:: Records for this exercise
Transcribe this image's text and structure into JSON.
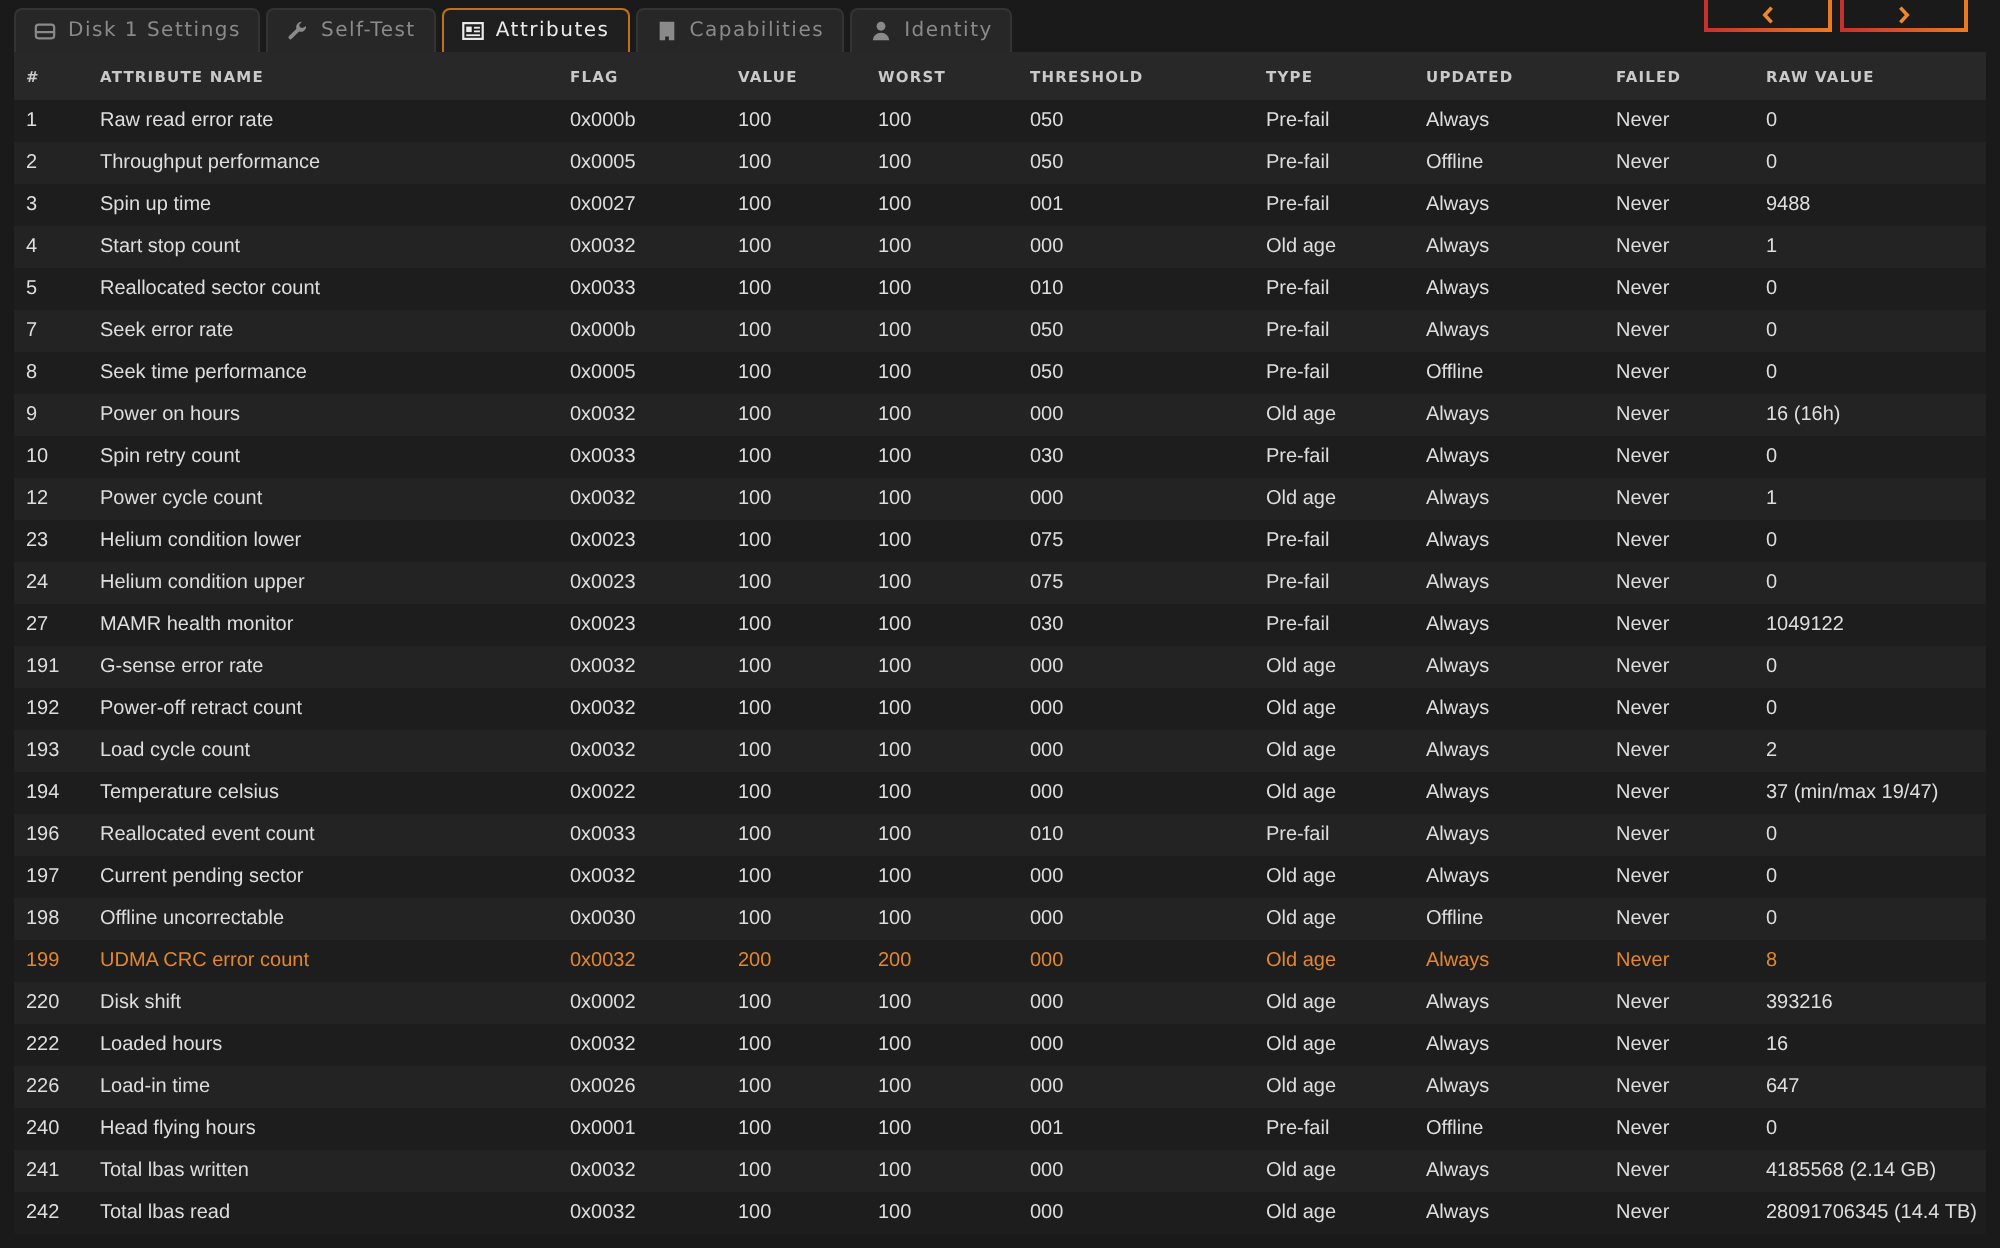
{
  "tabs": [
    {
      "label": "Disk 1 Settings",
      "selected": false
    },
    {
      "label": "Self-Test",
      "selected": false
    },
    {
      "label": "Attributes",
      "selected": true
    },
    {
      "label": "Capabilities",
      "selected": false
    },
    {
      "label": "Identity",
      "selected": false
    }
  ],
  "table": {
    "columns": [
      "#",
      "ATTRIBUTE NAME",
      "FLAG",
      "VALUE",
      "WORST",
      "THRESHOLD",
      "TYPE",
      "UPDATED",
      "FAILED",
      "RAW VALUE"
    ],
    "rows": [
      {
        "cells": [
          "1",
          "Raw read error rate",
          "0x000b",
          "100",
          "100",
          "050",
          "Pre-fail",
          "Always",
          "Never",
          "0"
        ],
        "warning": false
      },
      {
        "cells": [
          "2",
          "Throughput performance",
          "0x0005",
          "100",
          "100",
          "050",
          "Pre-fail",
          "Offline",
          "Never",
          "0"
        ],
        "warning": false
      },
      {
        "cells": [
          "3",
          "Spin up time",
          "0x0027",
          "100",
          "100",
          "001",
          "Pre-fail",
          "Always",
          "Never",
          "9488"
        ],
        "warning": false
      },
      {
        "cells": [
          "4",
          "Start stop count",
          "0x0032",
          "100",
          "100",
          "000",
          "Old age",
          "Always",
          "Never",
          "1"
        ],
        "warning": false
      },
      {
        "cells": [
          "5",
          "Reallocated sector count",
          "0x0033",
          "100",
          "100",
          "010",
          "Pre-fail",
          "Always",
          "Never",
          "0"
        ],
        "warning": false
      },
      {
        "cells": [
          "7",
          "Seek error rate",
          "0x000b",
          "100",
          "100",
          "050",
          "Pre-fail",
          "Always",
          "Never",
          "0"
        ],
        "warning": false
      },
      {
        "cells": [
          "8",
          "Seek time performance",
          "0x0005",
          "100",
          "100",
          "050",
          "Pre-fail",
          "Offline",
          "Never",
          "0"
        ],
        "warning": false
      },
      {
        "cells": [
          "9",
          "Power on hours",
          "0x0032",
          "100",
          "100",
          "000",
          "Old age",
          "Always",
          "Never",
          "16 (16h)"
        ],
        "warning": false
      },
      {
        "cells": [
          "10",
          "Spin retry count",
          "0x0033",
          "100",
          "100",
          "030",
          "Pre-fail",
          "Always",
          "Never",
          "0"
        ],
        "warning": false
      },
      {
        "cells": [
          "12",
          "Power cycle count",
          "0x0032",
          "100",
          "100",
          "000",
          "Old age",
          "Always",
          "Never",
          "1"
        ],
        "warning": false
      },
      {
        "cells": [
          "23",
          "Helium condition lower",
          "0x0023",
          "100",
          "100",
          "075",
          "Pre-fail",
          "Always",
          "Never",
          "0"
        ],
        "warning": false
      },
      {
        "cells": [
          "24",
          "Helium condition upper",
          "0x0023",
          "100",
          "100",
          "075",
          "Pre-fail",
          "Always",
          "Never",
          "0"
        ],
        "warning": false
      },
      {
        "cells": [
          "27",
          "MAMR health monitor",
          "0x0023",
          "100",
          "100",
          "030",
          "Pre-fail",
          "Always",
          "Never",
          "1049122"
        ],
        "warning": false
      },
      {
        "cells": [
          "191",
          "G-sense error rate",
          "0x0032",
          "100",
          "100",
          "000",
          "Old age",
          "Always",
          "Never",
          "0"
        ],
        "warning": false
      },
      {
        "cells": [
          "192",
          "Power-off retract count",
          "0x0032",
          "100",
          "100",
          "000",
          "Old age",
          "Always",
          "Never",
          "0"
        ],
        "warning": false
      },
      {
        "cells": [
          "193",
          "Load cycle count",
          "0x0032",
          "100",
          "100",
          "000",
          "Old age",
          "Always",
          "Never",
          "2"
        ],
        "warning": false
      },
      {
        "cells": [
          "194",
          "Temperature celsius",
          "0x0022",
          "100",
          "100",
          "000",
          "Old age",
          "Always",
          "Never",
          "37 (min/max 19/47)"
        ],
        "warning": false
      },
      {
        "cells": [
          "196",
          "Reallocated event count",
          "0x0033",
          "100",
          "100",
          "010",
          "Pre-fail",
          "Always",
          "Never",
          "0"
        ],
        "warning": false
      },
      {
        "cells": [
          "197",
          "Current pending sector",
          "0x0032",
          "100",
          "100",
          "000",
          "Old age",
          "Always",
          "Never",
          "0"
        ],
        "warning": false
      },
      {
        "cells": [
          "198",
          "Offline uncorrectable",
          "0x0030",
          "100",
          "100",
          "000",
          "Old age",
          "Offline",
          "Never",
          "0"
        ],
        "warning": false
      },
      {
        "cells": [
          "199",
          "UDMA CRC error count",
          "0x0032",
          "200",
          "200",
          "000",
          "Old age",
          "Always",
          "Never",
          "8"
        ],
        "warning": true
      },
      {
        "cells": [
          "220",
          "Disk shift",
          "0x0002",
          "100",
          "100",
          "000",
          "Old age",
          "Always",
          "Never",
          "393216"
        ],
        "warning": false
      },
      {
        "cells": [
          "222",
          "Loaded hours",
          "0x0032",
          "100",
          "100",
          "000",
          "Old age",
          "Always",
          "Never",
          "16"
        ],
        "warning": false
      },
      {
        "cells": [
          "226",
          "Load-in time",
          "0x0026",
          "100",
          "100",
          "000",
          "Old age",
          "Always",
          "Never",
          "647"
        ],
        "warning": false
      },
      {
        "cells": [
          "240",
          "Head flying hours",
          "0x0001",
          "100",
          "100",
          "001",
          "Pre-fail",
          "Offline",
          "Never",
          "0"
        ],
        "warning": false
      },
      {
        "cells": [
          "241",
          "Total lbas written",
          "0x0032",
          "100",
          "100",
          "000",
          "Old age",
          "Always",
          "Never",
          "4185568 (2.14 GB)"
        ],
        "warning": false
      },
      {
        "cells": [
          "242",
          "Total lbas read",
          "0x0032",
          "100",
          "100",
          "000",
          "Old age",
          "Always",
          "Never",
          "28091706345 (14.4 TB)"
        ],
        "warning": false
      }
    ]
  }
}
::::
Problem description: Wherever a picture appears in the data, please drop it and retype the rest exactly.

Solution for this problem:
Transcribe this image's text and structure into JSON.
{
  "tabs": [
    {
      "label": "Disk 1 Settings",
      "selected": false
    },
    {
      "label": "Self-Test",
      "selected": false
    },
    {
      "label": "Attributes",
      "selected": true
    },
    {
      "label": "Capabilities",
      "selected": false
    },
    {
      "label": "Identity",
      "selected": false
    }
  ],
  "table": {
    "columns": [
      "#",
      "ATTRIBUTE NAME",
      "FLAG",
      "VALUE",
      "WORST",
      "THRESHOLD",
      "TYPE",
      "UPDATED",
      "FAILED",
      "RAW VALUE"
    ],
    "rows": [
      {
        "cells": [
          "1",
          "Raw read error rate",
          "0x000b",
          "100",
          "100",
          "050",
          "Pre-fail",
          "Always",
          "Never",
          "0"
        ],
        "warning": false
      },
      {
        "cells": [
          "2",
          "Throughput performance",
          "0x0005",
          "100",
          "100",
          "050",
          "Pre-fail",
          "Offline",
          "Never",
          "0"
        ],
        "warning": false
      },
      {
        "cells": [
          "3",
          "Spin up time",
          "0x0027",
          "100",
          "100",
          "001",
          "Pre-fail",
          "Always",
          "Never",
          "9488"
        ],
        "warning": false
      },
      {
        "cells": [
          "4",
          "Start stop count",
          "0x0032",
          "100",
          "100",
          "000",
          "Old age",
          "Always",
          "Never",
          "1"
        ],
        "warning": false
      },
      {
        "cells": [
          "5",
          "Reallocated sector count",
          "0x0033",
          "100",
          "100",
          "010",
          "Pre-fail",
          "Always",
          "Never",
          "0"
        ],
        "warning": false
      },
      {
        "cells": [
          "7",
          "Seek error rate",
          "0x000b",
          "100",
          "100",
          "050",
          "Pre-fail",
          "Always",
          "Never",
          "0"
        ],
        "warning": false
      },
      {
        "cells": [
          "8",
          "Seek time performance",
          "0x0005",
          "100",
          "100",
          "050",
          "Pre-fail",
          "Offline",
          "Never",
          "0"
        ],
        "warning": false
      },
      {
        "cells": [
          "9",
          "Power on hours",
          "0x0032",
          "100",
          "100",
          "000",
          "Old age",
          "Always",
          "Never",
          "16 (16h)"
        ],
        "warning": false
      },
      {
        "cells": [
          "10",
          "Spin retry count",
          "0x0033",
          "100",
          "100",
          "030",
          "Pre-fail",
          "Always",
          "Never",
          "0"
        ],
        "warning": false
      },
      {
        "cells": [
          "12",
          "Power cycle count",
          "0x0032",
          "100",
          "100",
          "000",
          "Old age",
          "Always",
          "Never",
          "1"
        ],
        "warning": false
      },
      {
        "cells": [
          "23",
          "Helium condition lower",
          "0x0023",
          "100",
          "100",
          "075",
          "Pre-fail",
          "Always",
          "Never",
          "0"
        ],
        "warning": false
      },
      {
        "cells": [
          "24",
          "Helium condition upper",
          "0x0023",
          "100",
          "100",
          "075",
          "Pre-fail",
          "Always",
          "Never",
          "0"
        ],
        "warning": false
      },
      {
        "cells": [
          "27",
          "MAMR health monitor",
          "0x0023",
          "100",
          "100",
          "030",
          "Pre-fail",
          "Always",
          "Never",
          "1049122"
        ],
        "warning": false
      },
      {
        "cells": [
          "191",
          "G-sense error rate",
          "0x0032",
          "100",
          "100",
          "000",
          "Old age",
          "Always",
          "Never",
          "0"
        ],
        "warning": false
      },
      {
        "cells": [
          "192",
          "Power-off retract count",
          "0x0032",
          "100",
          "100",
          "000",
          "Old age",
          "Always",
          "Never",
          "0"
        ],
        "warning": false
      },
      {
        "cells": [
          "193",
          "Load cycle count",
          "0x0032",
          "100",
          "100",
          "000",
          "Old age",
          "Always",
          "Never",
          "2"
        ],
        "warning": false
      },
      {
        "cells": [
          "194",
          "Temperature celsius",
          "0x0022",
          "100",
          "100",
          "000",
          "Old age",
          "Always",
          "Never",
          "37 (min/max 19/47)"
        ],
        "warning": false
      },
      {
        "cells": [
          "196",
          "Reallocated event count",
          "0x0033",
          "100",
          "100",
          "010",
          "Pre-fail",
          "Always",
          "Never",
          "0"
        ],
        "warning": false
      },
      {
        "cells": [
          "197",
          "Current pending sector",
          "0x0032",
          "100",
          "100",
          "000",
          "Old age",
          "Always",
          "Never",
          "0"
        ],
        "warning": false
      },
      {
        "cells": [
          "198",
          "Offline uncorrectable",
          "0x0030",
          "100",
          "100",
          "000",
          "Old age",
          "Offline",
          "Never",
          "0"
        ],
        "warning": false
      },
      {
        "cells": [
          "199",
          "UDMA CRC error count",
          "0x0032",
          "200",
          "200",
          "000",
          "Old age",
          "Always",
          "Never",
          "8"
        ],
        "warning": true
      },
      {
        "cells": [
          "220",
          "Disk shift",
          "0x0002",
          "100",
          "100",
          "000",
          "Old age",
          "Always",
          "Never",
          "393216"
        ],
        "warning": false
      },
      {
        "cells": [
          "222",
          "Loaded hours",
          "0x0032",
          "100",
          "100",
          "000",
          "Old age",
          "Always",
          "Never",
          "16"
        ],
        "warning": false
      },
      {
        "cells": [
          "226",
          "Load-in time",
          "0x0026",
          "100",
          "100",
          "000",
          "Old age",
          "Always",
          "Never",
          "647"
        ],
        "warning": false
      },
      {
        "cells": [
          "240",
          "Head flying hours",
          "0x0001",
          "100",
          "100",
          "001",
          "Pre-fail",
          "Offline",
          "Never",
          "0"
        ],
        "warning": false
      },
      {
        "cells": [
          "241",
          "Total lbas written",
          "0x0032",
          "100",
          "100",
          "000",
          "Old age",
          "Always",
          "Never",
          "4185568 (2.14 GB)"
        ],
        "warning": false
      },
      {
        "cells": [
          "242",
          "Total lbas read",
          "0x0032",
          "100",
          "100",
          "000",
          "Old age",
          "Always",
          "Never",
          "28091706345 (14.4 TB)"
        ],
        "warning": false
      }
    ]
  }
}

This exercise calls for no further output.